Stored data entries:
━━━━━━━━
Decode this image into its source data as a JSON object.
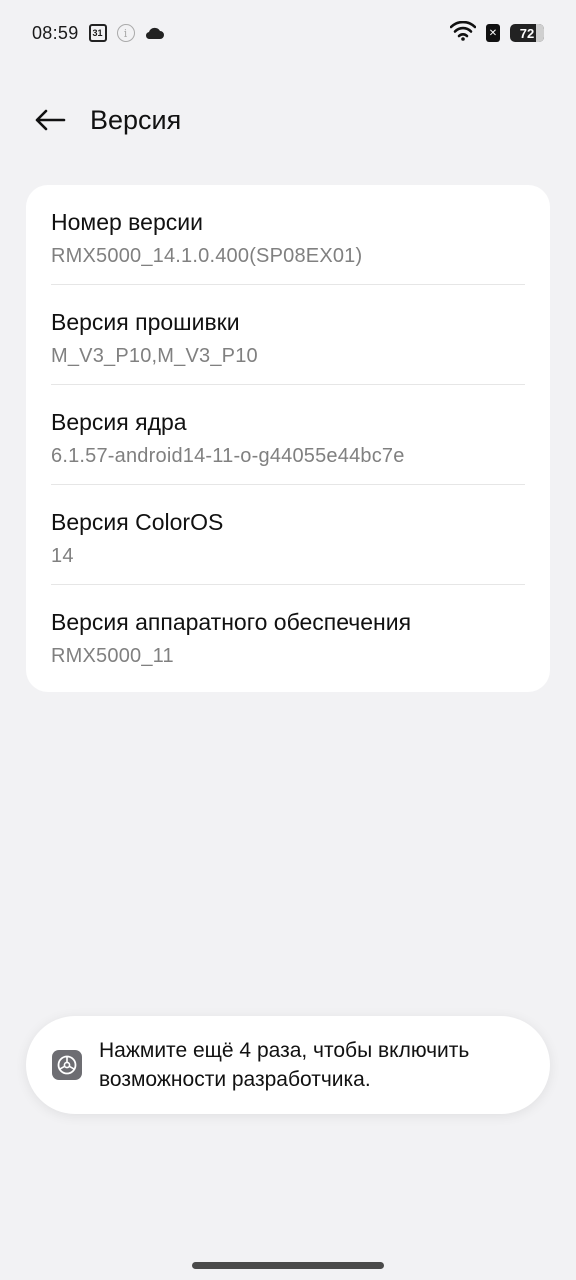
{
  "status_bar": {
    "time": "08:59",
    "calendar_day": "31",
    "battery_level": "72",
    "icons": [
      "calendar-icon",
      "info-icon",
      "cloud-icon",
      "wifi-icon",
      "sim-x-icon",
      "battery-icon"
    ]
  },
  "header": {
    "back_icon": "arrow-left-icon",
    "title": "Версия"
  },
  "version_list": {
    "items": [
      {
        "title": "Номер версии",
        "value": "RMX5000_14.1.0.400(SP08EX01)"
      },
      {
        "title": "Версия прошивки",
        "value": "M_V3_P10,M_V3_P10"
      },
      {
        "title": "Версия ядра",
        "value": "6.1.57-android14-11-o-g44055e44bc7e"
      },
      {
        "title": "Версия ColorOS",
        "value": "14"
      },
      {
        "title": "Версия аппаратного обеспечения",
        "value": "RMX5000_11"
      }
    ]
  },
  "toast": {
    "icon": "settings-gear-icon",
    "line1": "Нажмите ещё 4 раза, чтобы включить",
    "line2": "возможности разработчика."
  },
  "colors": {
    "background": "#f2f2f4",
    "card": "#ffffff",
    "secondary_text": "#808080"
  }
}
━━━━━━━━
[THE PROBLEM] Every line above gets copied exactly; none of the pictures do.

[RESPONSE BELOW]
Decode this image into its source data as a JSON object.
{
  "status_bar": {
    "time": "08:59",
    "calendar_day": "31",
    "battery_level": "72",
    "icons": [
      "calendar-icon",
      "info-icon",
      "cloud-icon",
      "wifi-icon",
      "sim-x-icon",
      "battery-icon"
    ]
  },
  "header": {
    "back_icon": "arrow-left-icon",
    "title": "Версия"
  },
  "version_list": {
    "items": [
      {
        "title": "Номер версии",
        "value": "RMX5000_14.1.0.400(SP08EX01)"
      },
      {
        "title": "Версия прошивки",
        "value": "M_V3_P10,M_V3_P10"
      },
      {
        "title": "Версия ядра",
        "value": "6.1.57-android14-11-o-g44055e44bc7e"
      },
      {
        "title": "Версия ColorOS",
        "value": "14"
      },
      {
        "title": "Версия аппаратного обеспечения",
        "value": "RMX5000_11"
      }
    ]
  },
  "toast": {
    "icon": "settings-gear-icon",
    "line1": "Нажмите ещё 4 раза, чтобы включить",
    "line2": "возможности разработчика."
  },
  "colors": {
    "background": "#f2f2f4",
    "card": "#ffffff",
    "secondary_text": "#808080"
  }
}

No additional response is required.